A Pocket cruiser, or Pocket yacht is a small sailboat with a cabin, whose length is at or under 20 feet (6 m), with some examples as short as 10 to 12 feet (3 to 3.7 m) in length. However the largest pocket cruisers can reach up to 25 or even 30 feet in length. Pocket cruisers are different from day-sailers in that the cabin makes it practical for one or more people to sleep in the boat, meaning it can be used for trips of more than a day.
Pocket cruisers are often fanatics about their boats. There are a number of reasons for this:
They are inexpensive; popular designs such as the Montgomery 15 or West Wight Potter 15 sell new, with trailer, for around US$10,000 or less.
They are easy to build out of easily obtained materials such as plywood, using stitch and glue or more traditional methods.
They are small enough to sail single handed, yet the wide beam gives them the capacity to hold more people.
They usually weigh less than 2000 pounds (900 kg). This is light enough to be towed behind most cars.
They are suitable for overnight trips.
The wide beam and common use of ballast makes them very stable.
The small size means they can be stored out of the water, which negates the need to rent expensive marina slips.
One of the smaller commercial pocket cruisers was the Guppy 13, made by Melen Marine Ltd. in California. They made about 300 of them in the period between 1974 and 1975. The Guppy was a fiberglass boat with a shoal draft keel, and would sleep 2 adults in a 6 ft 8 in (2.0 m) cabin. Overall length was 12 ft 6 in (3.8 m), beam was 5 ft 7 in (1.7 m). This is the design for those set on sailing to faraway places in a minimum boat, what could be termed a "vest pocket cruiser". Every man has his own ideas about his perfect yacht. The boat of one man's dreams is that of nightmares to another.

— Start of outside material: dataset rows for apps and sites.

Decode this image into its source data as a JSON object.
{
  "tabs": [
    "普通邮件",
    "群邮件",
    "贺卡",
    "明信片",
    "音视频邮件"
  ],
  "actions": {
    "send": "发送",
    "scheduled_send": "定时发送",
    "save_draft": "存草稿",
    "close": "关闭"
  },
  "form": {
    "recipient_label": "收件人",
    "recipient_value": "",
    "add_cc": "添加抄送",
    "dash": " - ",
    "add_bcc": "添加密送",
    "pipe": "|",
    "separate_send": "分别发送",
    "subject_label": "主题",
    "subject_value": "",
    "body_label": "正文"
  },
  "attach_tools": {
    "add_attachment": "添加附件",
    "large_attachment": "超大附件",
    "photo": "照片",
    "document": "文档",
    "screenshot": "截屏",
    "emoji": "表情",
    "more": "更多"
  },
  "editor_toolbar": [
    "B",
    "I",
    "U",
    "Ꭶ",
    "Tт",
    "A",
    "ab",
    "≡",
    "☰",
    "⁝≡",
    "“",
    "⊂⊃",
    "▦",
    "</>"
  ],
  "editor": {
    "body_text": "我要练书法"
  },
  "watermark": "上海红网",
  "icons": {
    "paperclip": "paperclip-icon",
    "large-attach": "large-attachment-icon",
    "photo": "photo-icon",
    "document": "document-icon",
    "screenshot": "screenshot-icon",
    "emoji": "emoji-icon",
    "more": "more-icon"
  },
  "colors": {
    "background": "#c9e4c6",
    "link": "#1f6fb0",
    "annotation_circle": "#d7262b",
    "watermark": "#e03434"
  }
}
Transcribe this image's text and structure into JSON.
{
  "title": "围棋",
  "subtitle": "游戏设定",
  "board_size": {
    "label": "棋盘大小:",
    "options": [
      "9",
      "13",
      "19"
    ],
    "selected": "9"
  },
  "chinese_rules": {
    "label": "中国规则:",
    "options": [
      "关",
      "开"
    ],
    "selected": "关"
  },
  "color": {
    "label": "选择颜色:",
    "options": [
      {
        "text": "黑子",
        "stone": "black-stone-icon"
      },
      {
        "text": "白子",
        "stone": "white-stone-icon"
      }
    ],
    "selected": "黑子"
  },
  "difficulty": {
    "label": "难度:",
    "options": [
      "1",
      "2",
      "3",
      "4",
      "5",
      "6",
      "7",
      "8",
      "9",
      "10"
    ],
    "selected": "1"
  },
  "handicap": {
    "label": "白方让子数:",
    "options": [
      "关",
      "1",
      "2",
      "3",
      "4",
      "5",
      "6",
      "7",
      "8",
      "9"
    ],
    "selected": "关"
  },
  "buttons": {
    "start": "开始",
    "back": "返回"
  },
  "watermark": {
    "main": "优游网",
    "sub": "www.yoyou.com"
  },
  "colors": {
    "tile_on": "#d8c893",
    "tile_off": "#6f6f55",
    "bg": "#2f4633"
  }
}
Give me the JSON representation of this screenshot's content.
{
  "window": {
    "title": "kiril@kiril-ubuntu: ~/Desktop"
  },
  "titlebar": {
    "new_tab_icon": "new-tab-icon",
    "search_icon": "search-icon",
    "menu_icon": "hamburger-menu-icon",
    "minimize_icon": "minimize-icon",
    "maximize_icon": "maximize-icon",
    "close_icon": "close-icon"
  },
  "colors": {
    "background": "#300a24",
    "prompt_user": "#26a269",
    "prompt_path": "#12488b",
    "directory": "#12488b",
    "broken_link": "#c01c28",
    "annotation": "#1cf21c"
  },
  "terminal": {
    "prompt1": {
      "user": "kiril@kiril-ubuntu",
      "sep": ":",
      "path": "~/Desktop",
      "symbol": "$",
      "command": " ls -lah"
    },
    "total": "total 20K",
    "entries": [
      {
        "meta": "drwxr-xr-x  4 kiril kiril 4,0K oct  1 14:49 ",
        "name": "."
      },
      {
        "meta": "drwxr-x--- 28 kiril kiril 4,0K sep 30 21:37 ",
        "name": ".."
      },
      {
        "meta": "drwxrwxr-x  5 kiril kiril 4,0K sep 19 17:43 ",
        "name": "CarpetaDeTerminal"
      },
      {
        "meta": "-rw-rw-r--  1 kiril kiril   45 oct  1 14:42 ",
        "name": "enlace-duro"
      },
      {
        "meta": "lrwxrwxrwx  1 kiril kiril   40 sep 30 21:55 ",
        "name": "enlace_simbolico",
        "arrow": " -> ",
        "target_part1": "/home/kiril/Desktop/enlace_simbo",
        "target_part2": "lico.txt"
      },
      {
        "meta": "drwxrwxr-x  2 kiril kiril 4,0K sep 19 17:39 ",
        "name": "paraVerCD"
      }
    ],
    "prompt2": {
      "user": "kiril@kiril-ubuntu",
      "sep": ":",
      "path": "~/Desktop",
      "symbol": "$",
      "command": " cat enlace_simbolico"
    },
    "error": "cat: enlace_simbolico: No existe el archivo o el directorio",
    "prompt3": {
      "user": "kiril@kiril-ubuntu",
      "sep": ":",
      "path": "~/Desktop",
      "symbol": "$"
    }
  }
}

The largest pocket cruiser is a boat that borrows some good ideas from the golden age of working sail, as well as some new wrinkles from space-age materials and power systems. It's a project that combines the best of both worlds-the classic lines of the seaworthy pocket cruiser of the turn of the century-and the quick-to-build, lightweight, low maintenance of modern materials.
When someone said that it couldn't be done, others driven by customer demand created the largest pocket cruiser of the time, a 25-foot, rugged, tabloid, cruiser of traditional lines carrying a full keel and full headroom, designed for the long voyage. It is possible to purchase a small boat suited to limited coastal cruising without much difficulty, but when one begins to think of extended off-shore cruising, it is difficult to find a small boat that is suitable.
The concept was to provide a traditional looking vessel that is seaworthy, safe, sturdy and simple. A boat with good sailing qualities of relatively shallow draft with a full keel and headroom for easy day-sailing or comfortable cruising. One that can be custom designed and built with the owners desires in mind. The owner specifies the rig, interior design, wood to be used, type of head, number of berths, water tankage, etc., depending on the type of sailing that is planned to be done.
Many people who wanted to move down from a larger sailing vessel thought that 25 foot was a bit too cramped for extended weekend sailing. These requests prompted designers to work out a traditional 30 foot boat that would soon be the largest pocket cruiser of the family. Many features set it apart from the competition, such as a committed navigation station, fixed floor table, and large galley with extra room for cooking and storage. Even though she has all of the conveniences you could want, the deigners kept all of the dry sea keeping qualities that the traditional style is legendary for. This traditionally designed, clipper bowed 30 footer, is a full keeled sea-going vessel with all characteristics, but with twice the interior volume of 25 foot boats.